Dataset rows describing interfaces
....
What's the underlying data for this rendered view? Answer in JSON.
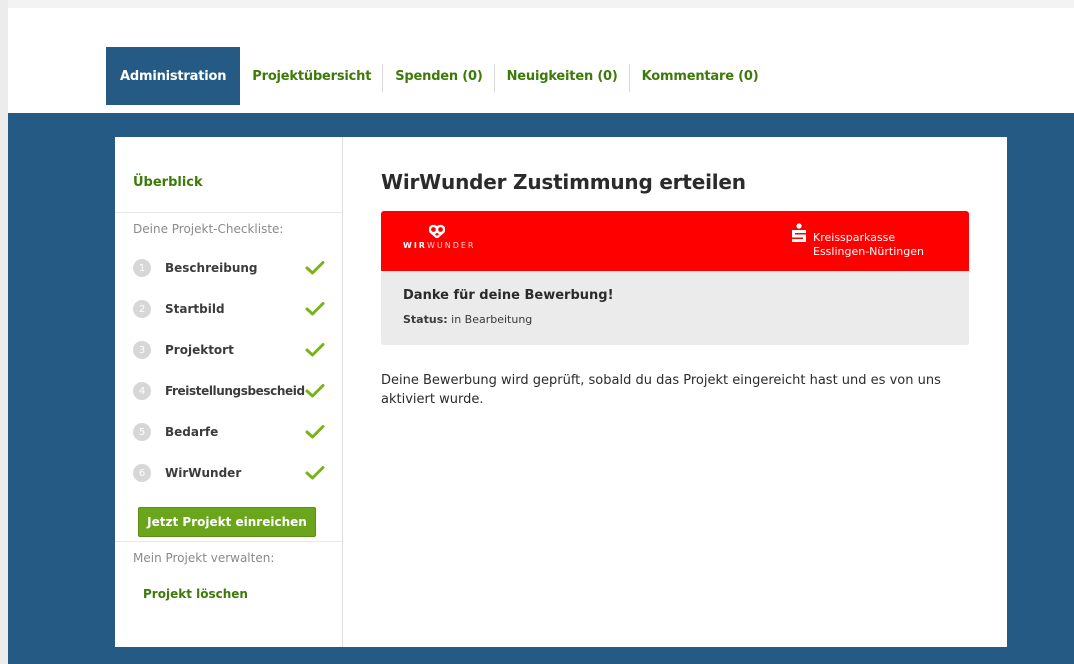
{
  "nav": {
    "tabs": [
      {
        "label": "Administration",
        "active": true
      },
      {
        "label": "Projektübersicht",
        "active": false
      },
      {
        "label": "Spenden (0)",
        "active": false
      },
      {
        "label": "Neuigkeiten (0)",
        "active": false
      },
      {
        "label": "Kommentare (0)",
        "active": false
      }
    ]
  },
  "sidebar": {
    "overview_link": "Überblick",
    "checklist_label": "Deine Projekt-Checkliste:",
    "steps": [
      {
        "num": "1",
        "label": "Beschreibung",
        "done": true
      },
      {
        "num": "2",
        "label": "Startbild",
        "done": true
      },
      {
        "num": "3",
        "label": "Projektort",
        "done": true
      },
      {
        "num": "4",
        "label": "Freistellungsbescheid",
        "done": true
      },
      {
        "num": "5",
        "label": "Bedarfe",
        "done": true
      },
      {
        "num": "6",
        "label": "WirWunder",
        "done": true
      }
    ],
    "submit_button": "Jetzt Projekt einreichen",
    "manage_label": "Mein Projekt verwalten:",
    "delete_link": "Projekt löschen"
  },
  "main": {
    "title": "WirWunder Zustimmung erteilen",
    "banner": {
      "logo_text_bold": "WIR",
      "logo_text_thin": "WUNDER",
      "sponsor_line1": "Kreissparkasse",
      "sponsor_line2": "Esslingen-Nürtingen"
    },
    "thanks": "Danke für deine Bewerbung!",
    "status_label": "Status:",
    "status_value": "in Bearbeitung",
    "body": "Deine Bewerbung wird geprüft, sobald du das Projekt eingereicht hast und es von uns aktiviert wurde."
  },
  "colors": {
    "brand_blue": "#255a85",
    "brand_green": "#3d7a0a",
    "button_green": "#6aa51c",
    "check_green": "#7ab317",
    "banner_red": "#ff0000"
  }
}
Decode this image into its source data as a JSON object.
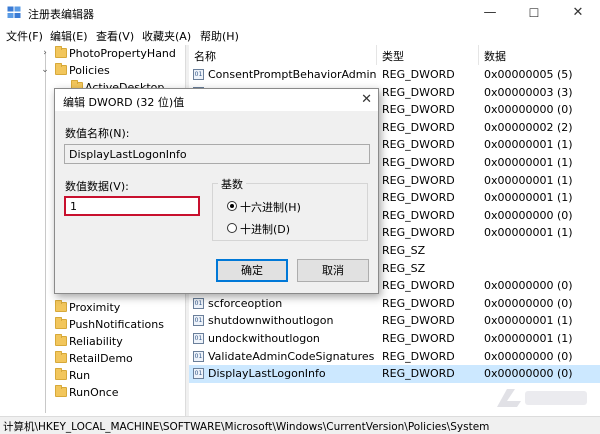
{
  "window": {
    "title": "注册表编辑器",
    "minimize": "—",
    "maximize": "☐",
    "close": "✕"
  },
  "menu": [
    "文件(F)",
    "编辑(E)",
    "查看(V)",
    "收藏夹(A)",
    "帮助(H)"
  ],
  "tree": {
    "top_items": [
      {
        "label": "PhotoPropertyHand",
        "chevron": "›"
      },
      {
        "label": "Policies",
        "chevron": "⌄"
      },
      {
        "label": "ActiveDesktop",
        "chevron": ""
      }
    ],
    "bottom_items": [
      {
        "label": "Proximity",
        "chevron": ""
      },
      {
        "label": "PushNotifications",
        "chevron": ""
      },
      {
        "label": "Reliability",
        "chevron": ""
      },
      {
        "label": "RetailDemo",
        "chevron": ""
      },
      {
        "label": "Run",
        "chevron": ""
      },
      {
        "label": "RunOnce",
        "chevron": ""
      }
    ]
  },
  "list": {
    "headers": {
      "name": "名称",
      "type": "类型",
      "data": "数据"
    },
    "rows": [
      {
        "name": "ConsentPromptBehaviorAdmin",
        "type": "REG_DWORD",
        "data": "0x00000005 (5)",
        "icon": "dword-icon",
        "selected": false
      },
      {
        "name": "",
        "type": "REG_DWORD",
        "data": "0x00000003 (3)",
        "icon": "dword-icon",
        "selected": false
      },
      {
        "name": "",
        "type": "REG_DWORD",
        "data": "0x00000000 (0)",
        "icon": "dword-icon",
        "selected": false
      },
      {
        "name": "",
        "type": "REG_DWORD",
        "data": "0x00000002 (2)",
        "icon": "dword-icon",
        "selected": false
      },
      {
        "name": "",
        "type": "REG_DWORD",
        "data": "0x00000001 (1)",
        "icon": "dword-icon",
        "selected": false
      },
      {
        "name": "",
        "type": "REG_DWORD",
        "data": "0x00000001 (1)",
        "icon": "dword-icon",
        "selected": false
      },
      {
        "name": "",
        "type": "REG_DWORD",
        "data": "0x00000001 (1)",
        "icon": "dword-icon",
        "selected": false
      },
      {
        "name": "",
        "type": "REG_DWORD",
        "data": "0x00000001 (1)",
        "icon": "dword-icon",
        "selected": false
      },
      {
        "name": "",
        "type": "REG_DWORD",
        "data": "0x00000000 (0)",
        "icon": "dword-icon",
        "selected": false
      },
      {
        "name": "",
        "type": "REG_DWORD",
        "data": "0x00000001 (1)",
        "icon": "dword-icon",
        "selected": false
      },
      {
        "name": "",
        "type": "REG_SZ",
        "data": "",
        "icon": "string-icon",
        "selected": false
      },
      {
        "name": "",
        "type": "REG_SZ",
        "data": "",
        "icon": "string-icon",
        "selected": false
      },
      {
        "name": "",
        "type": "REG_DWORD",
        "data": "0x00000000 (0)",
        "icon": "dword-icon",
        "selected": false
      },
      {
        "name": "scforceoption",
        "type": "REG_DWORD",
        "data": "0x00000000 (0)",
        "icon": "dword-icon",
        "selected": false
      },
      {
        "name": "shutdownwithoutlogon",
        "type": "REG_DWORD",
        "data": "0x00000001 (1)",
        "icon": "dword-icon",
        "selected": false
      },
      {
        "name": "undockwithoutlogon",
        "type": "REG_DWORD",
        "data": "0x00000001 (1)",
        "icon": "dword-icon",
        "selected": false
      },
      {
        "name": "ValidateAdminCodeSignatures",
        "type": "REG_DWORD",
        "data": "0x00000000 (0)",
        "icon": "dword-icon",
        "selected": false
      },
      {
        "name": "DisplayLastLogonInfo",
        "type": "REG_DWORD",
        "data": "0x00000000 (0)",
        "icon": "dword-icon",
        "selected": true
      }
    ]
  },
  "status": {
    "path": "计算机\\HKEY_LOCAL_MACHINE\\SOFTWARE\\Microsoft\\Windows\\CurrentVersion\\Policies\\System"
  },
  "dialog": {
    "title": "编辑 DWORD (32 位)值",
    "close": "✕",
    "name_label": "数值名称(N):",
    "name_value": "DisplayLastLogonInfo",
    "data_label": "数值数据(V):",
    "data_value": "1",
    "base_label": "基数",
    "radio_hex": "十六进制(H)",
    "radio_dec": "十进制(D)",
    "ok": "确定",
    "cancel": "取消",
    "base_selected": "hex"
  },
  "colors": {
    "selection": "#cce8ff",
    "value_border": "#c8102e",
    "folder": "#f2c65c",
    "ok_border": "#0078d7"
  }
}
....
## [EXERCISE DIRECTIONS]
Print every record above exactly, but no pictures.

## [ANSWER FOR THIS EXERCISE]
What's the underlying data for this rendered view? Answer in JSON.
{
  "nav": {
    "tabs": [
      {
        "label": "Administration",
        "active": true
      },
      {
        "label": "Projektübersicht",
        "active": false
      },
      {
        "label": "Spenden (0)",
        "active": false
      },
      {
        "label": "Neuigkeiten (0)",
        "active": false
      },
      {
        "label": "Kommentare (0)",
        "active": false
      }
    ]
  },
  "sidebar": {
    "overview_link": "Überblick",
    "checklist_label": "Deine Projekt-Checkliste:",
    "steps": [
      {
        "num": "1",
        "label": "Beschreibung",
        "done": true
      },
      {
        "num": "2",
        "label": "Startbild",
        "done": true
      },
      {
        "num": "3",
        "label": "Projektort",
        "done": true
      },
      {
        "num": "4",
        "label": "Freistellungsbescheid",
        "done": true
      },
      {
        "num": "5",
        "label": "Bedarfe",
        "done": true
      },
      {
        "num": "6",
        "label": "WirWunder",
        "done": true
      }
    ],
    "submit_button": "Jetzt Projekt einreichen",
    "manage_label": "Mein Projekt verwalten:",
    "delete_link": "Projekt löschen"
  },
  "main": {
    "title": "WirWunder Zustimmung erteilen",
    "banner": {
      "logo_text_bold": "WIR",
      "logo_text_thin": "WUNDER",
      "sponsor_line1": "Kreissparkasse",
      "sponsor_line2": "Esslingen-Nürtingen"
    },
    "thanks": "Danke für deine Bewerbung!",
    "status_label": "Status:",
    "status_value": "in Bearbeitung",
    "body": "Deine Bewerbung wird geprüft, sobald du das Projekt eingereicht hast und es von uns aktiviert wurde."
  },
  "colors": {
    "brand_blue": "#255a85",
    "brand_green": "#3d7a0a",
    "button_green": "#6aa51c",
    "check_green": "#7ab317",
    "banner_red": "#ff0000"
  }
}
Decode this image into its source data as a JSON object.
{
  "window": {
    "title": "注册表编辑器",
    "minimize": "—",
    "maximize": "☐",
    "close": "✕"
  },
  "menu": [
    "文件(F)",
    "编辑(E)",
    "查看(V)",
    "收藏夹(A)",
    "帮助(H)"
  ],
  "tree": {
    "top_items": [
      {
        "label": "PhotoPropertyHand",
        "chevron": "›"
      },
      {
        "label": "Policies",
        "chevron": "⌄"
      },
      {
        "label": "ActiveDesktop",
        "chevron": ""
      }
    ],
    "bottom_items": [
      {
        "label": "Proximity",
        "chevron": ""
      },
      {
        "label": "PushNotifications",
        "chevron": ""
      },
      {
        "label": "Reliability",
        "chevron": ""
      },
      {
        "label": "RetailDemo",
        "chevron": ""
      },
      {
        "label": "Run",
        "chevron": ""
      },
      {
        "label": "RunOnce",
        "chevron": ""
      }
    ]
  },
  "list": {
    "headers": {
      "name": "名称",
      "type": "类型",
      "data": "数据"
    },
    "rows": [
      {
        "name": "ConsentPromptBehaviorAdmin",
        "type": "REG_DWORD",
        "data": "0x00000005 (5)",
        "icon": "dword-icon",
        "selected": false
      },
      {
        "name": "",
        "type": "REG_DWORD",
        "data": "0x00000003 (3)",
        "icon": "dword-icon",
        "selected": false
      },
      {
        "name": "",
        "type": "REG_DWORD",
        "data": "0x00000000 (0)",
        "icon": "dword-icon",
        "selected": false
      },
      {
        "name": "",
        "type": "REG_DWORD",
        "data": "0x00000002 (2)",
        "icon": "dword-icon",
        "selected": false
      },
      {
        "name": "",
        "type": "REG_DWORD",
        "data": "0x00000001 (1)",
        "icon": "dword-icon",
        "selected": false
      },
      {
        "name": "",
        "type": "REG_DWORD",
        "data": "0x00000001 (1)",
        "icon": "dword-icon",
        "selected": false
      },
      {
        "name": "",
        "type": "REG_DWORD",
        "data": "0x00000001 (1)",
        "icon": "dword-icon",
        "selected": false
      },
      {
        "name": "",
        "type": "REG_DWORD",
        "data": "0x00000001 (1)",
        "icon": "dword-icon",
        "selected": false
      },
      {
        "name": "",
        "type": "REG_DWORD",
        "data": "0x00000000 (0)",
        "icon": "dword-icon",
        "selected": false
      },
      {
        "name": "",
        "type": "REG_DWORD",
        "data": "0x00000001 (1)",
        "icon": "dword-icon",
        "selected": false
      },
      {
        "name": "",
        "type": "REG_SZ",
        "data": "",
        "icon": "string-icon",
        "selected": false
      },
      {
        "name": "",
        "type": "REG_SZ",
        "data": "",
        "icon": "string-icon",
        "selected": false
      },
      {
        "name": "",
        "type": "REG_DWORD",
        "data": "0x00000000 (0)",
        "icon": "dword-icon",
        "selected": false
      },
      {
        "name": "scforceoption",
        "type": "REG_DWORD",
        "data": "0x00000000 (0)",
        "icon": "dword-icon",
        "selected": false
      },
      {
        "name": "shutdownwithoutlogon",
        "type": "REG_DWORD",
        "data": "0x00000001 (1)",
        "icon": "dword-icon",
        "selected": false
      },
      {
        "name": "undockwithoutlogon",
        "type": "REG_DWORD",
        "data": "0x00000001 (1)",
        "icon": "dword-icon",
        "selected": false
      },
      {
        "name": "ValidateAdminCodeSignatures",
        "type": "REG_DWORD",
        "data": "0x00000000 (0)",
        "icon": "dword-icon",
        "selected": false
      },
      {
        "name": "DisplayLastLogonInfo",
        "type": "REG_DWORD",
        "data": "0x00000000 (0)",
        "icon": "dword-icon",
        "selected": true
      }
    ]
  },
  "status": {
    "path": "计算机\\HKEY_LOCAL_MACHINE\\SOFTWARE\\Microsoft\\Windows\\CurrentVersion\\Policies\\System"
  },
  "dialog": {
    "title": "编辑 DWORD (32 位)值",
    "close": "✕",
    "name_label": "数值名称(N):",
    "name_value": "DisplayLastLogonInfo",
    "data_label": "数值数据(V):",
    "data_value": "1",
    "base_label": "基数",
    "radio_hex": "十六进制(H)",
    "radio_dec": "十进制(D)",
    "ok": "确定",
    "cancel": "取消",
    "base_selected": "hex"
  },
  "colors": {
    "selection": "#cce8ff",
    "value_border": "#c8102e",
    "folder": "#f2c65c",
    "ok_border": "#0078d7"
  }
}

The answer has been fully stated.